**WHAT IS NEEDED**:
Below are some entries. Copy each line in them that holds "Lightening".

**SUPPLIED MATERIAL**:
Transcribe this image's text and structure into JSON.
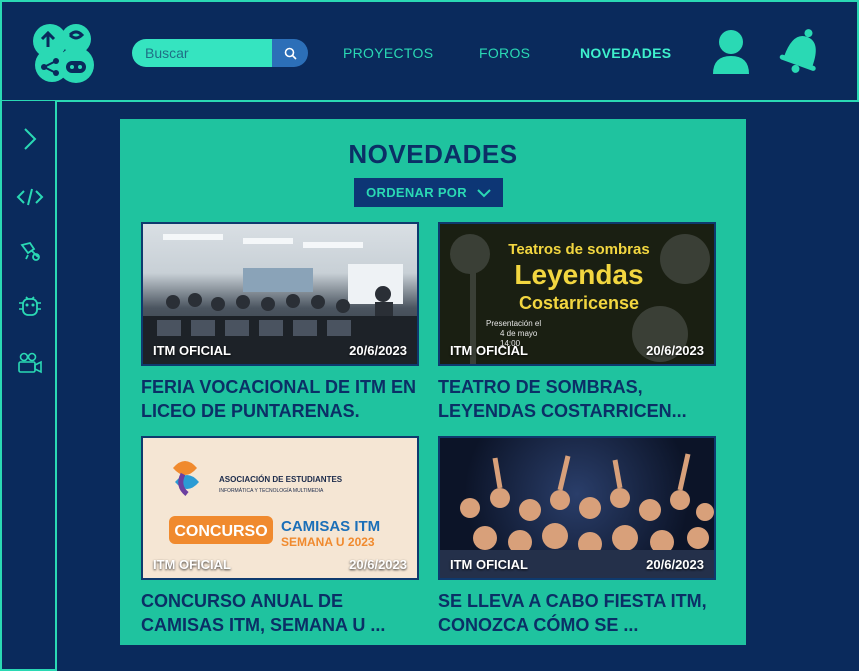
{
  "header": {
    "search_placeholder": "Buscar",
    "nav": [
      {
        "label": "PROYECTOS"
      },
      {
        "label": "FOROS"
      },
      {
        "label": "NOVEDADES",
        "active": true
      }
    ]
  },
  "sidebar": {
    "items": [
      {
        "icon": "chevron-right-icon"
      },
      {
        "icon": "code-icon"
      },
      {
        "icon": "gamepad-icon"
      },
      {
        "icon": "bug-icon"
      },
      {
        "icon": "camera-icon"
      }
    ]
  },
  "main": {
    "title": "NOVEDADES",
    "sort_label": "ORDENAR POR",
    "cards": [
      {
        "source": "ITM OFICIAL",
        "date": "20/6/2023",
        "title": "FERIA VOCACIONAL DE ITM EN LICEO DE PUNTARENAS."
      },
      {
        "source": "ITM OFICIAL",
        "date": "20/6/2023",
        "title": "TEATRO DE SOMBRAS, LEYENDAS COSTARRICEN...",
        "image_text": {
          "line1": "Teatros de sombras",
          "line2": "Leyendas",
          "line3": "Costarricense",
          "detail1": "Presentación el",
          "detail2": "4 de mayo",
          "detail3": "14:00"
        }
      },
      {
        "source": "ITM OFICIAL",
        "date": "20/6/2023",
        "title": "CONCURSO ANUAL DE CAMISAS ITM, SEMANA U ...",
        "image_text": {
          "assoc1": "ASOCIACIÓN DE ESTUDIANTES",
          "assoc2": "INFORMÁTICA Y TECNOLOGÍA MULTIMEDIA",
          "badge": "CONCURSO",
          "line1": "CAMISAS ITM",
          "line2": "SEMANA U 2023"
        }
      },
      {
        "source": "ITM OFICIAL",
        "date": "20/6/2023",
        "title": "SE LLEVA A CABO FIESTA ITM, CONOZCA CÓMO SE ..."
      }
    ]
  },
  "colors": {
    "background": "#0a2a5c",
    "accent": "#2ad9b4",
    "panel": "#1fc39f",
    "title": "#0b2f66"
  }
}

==

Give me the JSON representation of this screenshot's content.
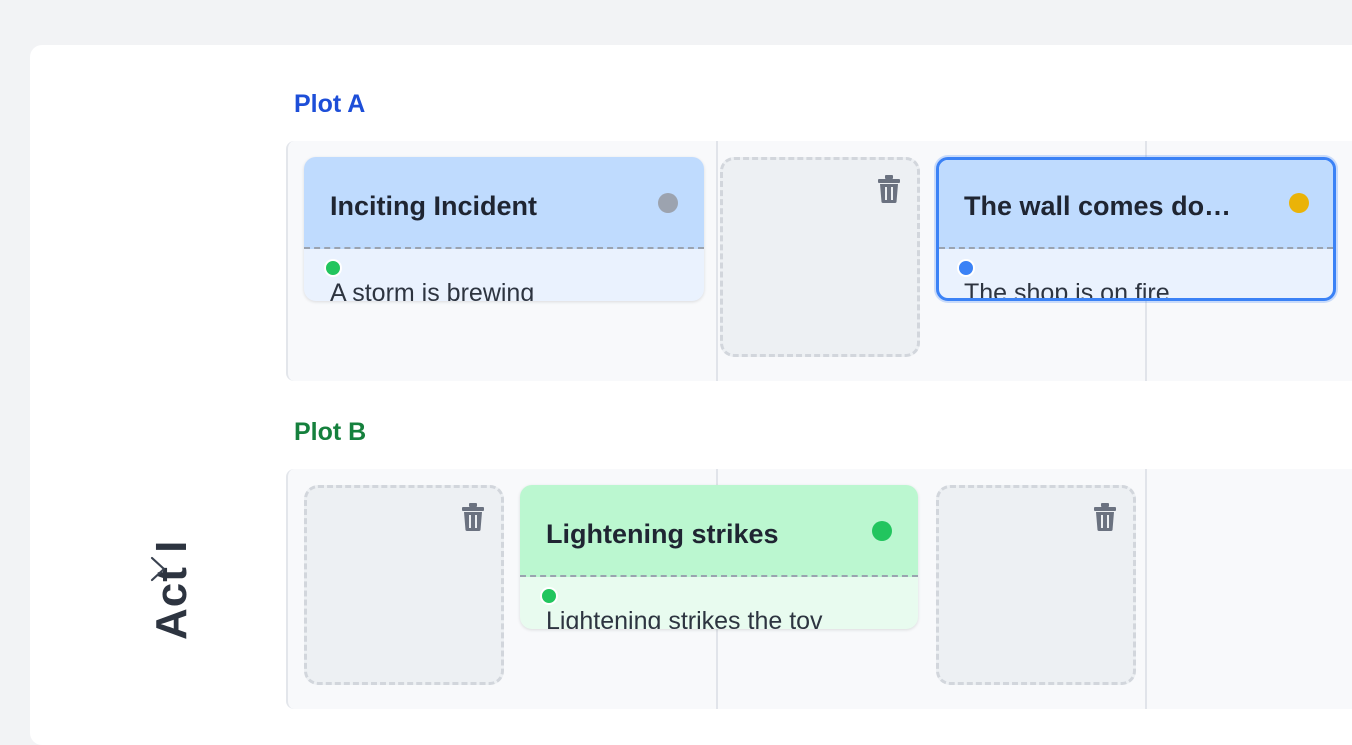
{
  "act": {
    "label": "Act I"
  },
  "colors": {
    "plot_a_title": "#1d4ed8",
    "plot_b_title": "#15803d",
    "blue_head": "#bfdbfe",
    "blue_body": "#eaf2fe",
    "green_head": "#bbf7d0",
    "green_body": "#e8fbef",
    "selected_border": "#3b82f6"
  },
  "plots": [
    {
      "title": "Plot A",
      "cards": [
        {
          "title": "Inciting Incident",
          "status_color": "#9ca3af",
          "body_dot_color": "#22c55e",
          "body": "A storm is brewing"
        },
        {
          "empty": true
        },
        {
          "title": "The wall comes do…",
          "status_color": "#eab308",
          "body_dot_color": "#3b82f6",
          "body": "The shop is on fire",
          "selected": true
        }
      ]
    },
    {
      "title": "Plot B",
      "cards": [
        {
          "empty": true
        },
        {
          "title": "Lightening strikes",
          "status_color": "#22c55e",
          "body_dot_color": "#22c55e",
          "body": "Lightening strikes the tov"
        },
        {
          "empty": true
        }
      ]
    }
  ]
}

**ANSWER AREA**:
          "title": "Lightening strikes",
          "body": "Lightening strikes the tov"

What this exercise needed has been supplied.